- – The museum is divided into two sections. A permanent 20th century Italy exhibition spans the first and second floors of the M9, where a range of multimedia and interactive installations present immersive environments that are highly engaging for people of all ages. All of the installations are clearly illustrated and explained in various ways, including with easily grasped pictograms and symbols. The ones for children are no exception, so they can choose which activities to do all by themselves.
- – On the third floor is an area for temporary exhibitions. Until 25 September 2022, it is hosting an exhibition entitled “TASTE! Italians at the table: 1970-2050”. It’s all about one of the great, internationally renowned and acclaimed Italian passions: food. It reveals how the relationship between Italians and food has changed significantly over the last 100 years. Take a look around the fascinating array of iconic vintage packaging by some of the biggest Italian food labels, unique designer creations, stunningly futuristic household appliances, a selection of gourmet dishes that have gone down in Italian culinary history worldwide, and much more besides. Scheduled to run alongside the exhibition are a series of workshops, cooking demonstrations, conferences, talks and public initiatives, featuring chefs, scientists and artists.
M9 Museum: – opening times, tickets and how to get there
Getting to the museum is extremely simple and we’ve put together some useful information to make things even easier for you.
M9 Museum opening times
The museum is open from 10:00 am to 6:00 pm on Wednesdays, Thursdays and Fridays
and from 10:00 am to 7:00 pm on Saturdays and Sundays.

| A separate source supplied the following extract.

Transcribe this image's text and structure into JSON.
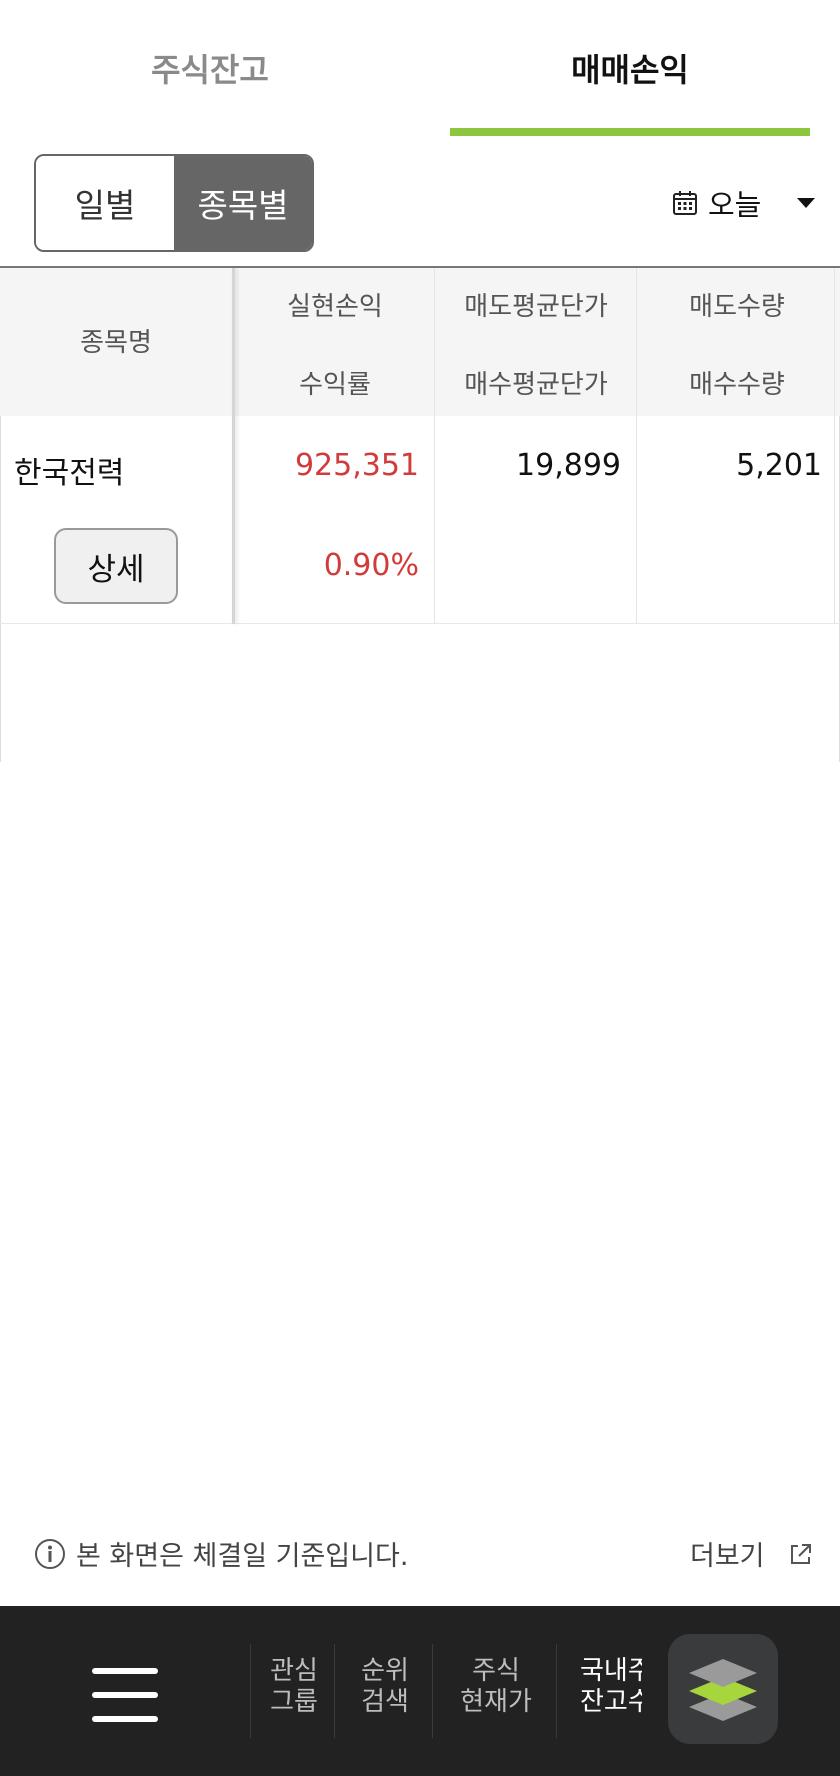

It’s closed on Mondays and Tuesdays.
Tickets and prices at the M9 Museum
The admission price depends on whether you want to visit the permanent exhibition and/or the temporary exhibition on the third floor.
Prices for the permanent exhibition:

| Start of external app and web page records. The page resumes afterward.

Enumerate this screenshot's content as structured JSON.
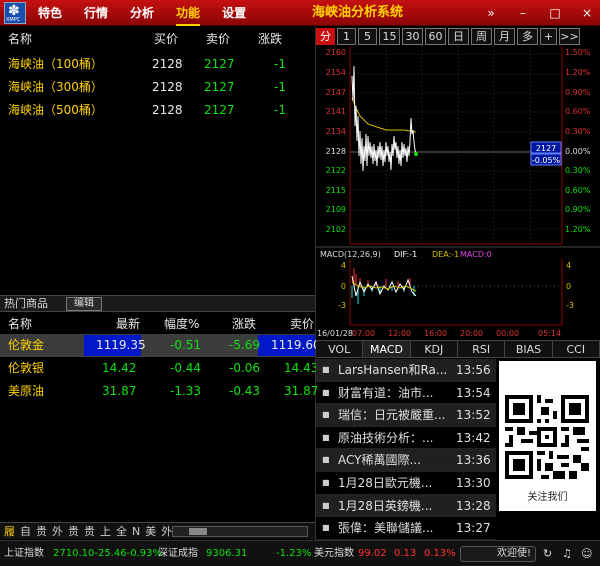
{
  "header": {
    "logo_text": "XMPC",
    "menu": [
      "特色",
      "行情",
      "分析",
      "功能",
      "设置"
    ],
    "active_menu_index": 3,
    "app_title": "海峡油分析系统",
    "window_controls": [
      "»",
      "–",
      "□",
      "×"
    ]
  },
  "quote_table": {
    "columns": [
      "名称",
      "买价",
      "卖价",
      "涨跌"
    ],
    "rows": [
      {
        "name": "海峡油（100桶）",
        "bid": "2128",
        "ask": "2127",
        "change": "-1"
      },
      {
        "name": "海峡油（300桶）",
        "bid": "2128",
        "ask": "2127",
        "change": "-1"
      },
      {
        "name": "海峡油（500桶）",
        "bid": "2128",
        "ask": "2127",
        "change": "-1"
      }
    ]
  },
  "hot_products": {
    "label": "热门商品",
    "edit_label": "编辑",
    "columns": [
      "名称",
      "最新",
      "幅度%",
      "涨跌",
      "卖价"
    ],
    "rows": [
      {
        "name": "伦敦金",
        "last": "1119.35",
        "pct": "-0.51",
        "change": "-5.69",
        "ask": "1119.60"
      },
      {
        "name": "伦敦银",
        "last": "14.42",
        "pct": "-0.44",
        "change": "-0.06",
        "ask": "14.43"
      },
      {
        "name": "美原油",
        "last": "31.87",
        "pct": "-1.33",
        "change": "-0.43",
        "ask": "31.87"
      }
    ]
  },
  "bottom_tabs": [
    "履",
    "自",
    "贵",
    "外",
    "贵",
    "贵",
    "上",
    "全",
    "N",
    "美",
    "外"
  ],
  "period_tabs": [
    "分",
    "1",
    "5",
    "15",
    "30",
    "60",
    "日",
    "周",
    "月",
    "多",
    "+",
    ">>"
  ],
  "active_period_index": 0,
  "chart": {
    "price_labels": [
      "2160",
      "2154",
      "2147",
      "2141",
      "2134",
      "2128",
      "2122",
      "2115",
      "2109",
      "2102"
    ],
    "pct_labels": [
      "1.50%",
      "1.20%",
      "0.90%",
      "0.60%",
      "0.30%",
      "0.00%",
      "0.30%",
      "0.60%",
      "0.90%",
      "1.20%"
    ],
    "current_price": "2127",
    "current_pct": "-0.05%",
    "macd_title": "MACD(12,26,9)",
    "macd_dif": "DIF:-1",
    "macd_dea": "DEA:-1",
    "macd_macd": "MACD:0",
    "macd_ticks": [
      "4",
      "0",
      "-3"
    ],
    "date_label": "16/01/28",
    "time_labels": [
      "07:00",
      "12:00",
      "16:00",
      "20:00",
      "00:00",
      "05:14"
    ]
  },
  "indicator_tabs": [
    "VOL",
    "MACD",
    "KDJ",
    "RSI",
    "BIAS",
    "CCI"
  ],
  "active_indicator_index": 1,
  "news": [
    {
      "title": "LarsHansen和Ra...",
      "time": "13:56"
    },
    {
      "title": "财富有道：油市...",
      "time": "13:54"
    },
    {
      "title": "瑞信：日元被嚴重...",
      "time": "13:52"
    },
    {
      "title": "原油技術分析：...",
      "time": "13:42"
    },
    {
      "title": "ACY稀萬國際...",
      "time": "13:36"
    },
    {
      "title": "1月28日歐元機...",
      "time": "13:30"
    },
    {
      "title": "1月28日英鎊機...",
      "time": "13:28"
    },
    {
      "title": "張偉：美聯儲議...",
      "time": "13:27"
    }
  ],
  "qr_caption": "关注我们",
  "status_bar": {
    "sh_label": "上证指数",
    "sh_value": "2710.10-25.46-0.93%",
    "sz_label": "深证成指",
    "sz_value": "9306.31",
    "sz_pct": "-1.23%",
    "usd_label": "美元指数",
    "usd_value": "99.02",
    "usd_change": "0.13",
    "usd_pct": "0.13%",
    "welcome": "欢迎使!"
  },
  "colors": {
    "accent": "#c81010",
    "up": "#ff3030",
    "down": "#10e010",
    "name": "#ffd200"
  }
}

Full price: €10.00
Concessions: €8.00 (for children between 7 and 18 years old, students up to 26 years old with a student ID card, people who live in the Municipality of Venice, members of the National Trust for Italy (FAI) and people aged over 65)

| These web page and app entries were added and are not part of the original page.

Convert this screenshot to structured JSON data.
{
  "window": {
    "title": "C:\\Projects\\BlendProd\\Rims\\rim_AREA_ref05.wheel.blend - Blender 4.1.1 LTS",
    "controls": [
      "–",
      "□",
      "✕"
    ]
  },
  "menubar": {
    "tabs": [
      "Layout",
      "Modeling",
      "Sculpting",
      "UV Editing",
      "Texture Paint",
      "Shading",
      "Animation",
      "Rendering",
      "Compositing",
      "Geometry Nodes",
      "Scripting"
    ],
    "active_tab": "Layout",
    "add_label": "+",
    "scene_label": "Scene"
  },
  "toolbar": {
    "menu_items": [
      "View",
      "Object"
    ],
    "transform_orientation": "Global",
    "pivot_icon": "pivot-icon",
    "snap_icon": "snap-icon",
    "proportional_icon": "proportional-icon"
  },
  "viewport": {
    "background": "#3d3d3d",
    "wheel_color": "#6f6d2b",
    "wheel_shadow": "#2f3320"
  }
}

Family: €20.00 (2 adults + 1 child between 7 and 18 years old) – Only available from the museum ticket office
Open: €12.00 (valid until 31 December 2022) – Only available from the museum ticket office
Prices for the “TASTE! Italians at the table: 1970-2050” temporary exhibition running until 25 September 2022:
Full price: €12.00
Concessions: €9.50 (for children between 7 and 18 years old, students up to 26 years old, people who live in the Municipality of Venice, members of the National Trust for Italy (FAI) and people aged over 65)
Family: €24 (2 adults + 1 child between 7 and 18 years old) – Only available from the museum ticket office
Prices for both exhibitions (permanent + temporary)
Full price: €18.00
Concessions: €14.50 (for children between 7 and 18 years old, students up to 26 years old, people who live in the Municipality of Venice, members of the National Trust for Italy (FAI) and people aged over 65)
Family: €36.00 (2 adults + 1 child between 7 and 18 years old) – Only available from the museum ticket office
Admission is free to both of the exhibitions at the M9 Museum in Mestre for: children aged 6 and under, disabled people, 1 leader with each group, 1 carer with each disabled person, ICOM members
How to get to the museum
It’s easy to get to the M9 Museum because it’s right in the centre of Mestre, at 11 Via Giovanni Pascoli.
– If you’re travelling by car, we recommend that you leave your vehicle at the Candiani car park (payment is required) and walk to the museum, passing through Piazza Ferretto on the way.
– If you’re travelling by public transport (train, bus and/or tram), we recommend that you get off at the Piazzale Cialdini bus stop. Google Maps can come in very handy on the two-minute walk from there to the museum.
– If you get off the train at Mestre station, it takes 10 to 15 minutes to walk to the museum.
So do you fancy a trip to the museum?
Thanks to an exclusive deal, all Lampo customers staying in one of our properties during the 2022 summer season can get a voucher for 20% off the ticket prices.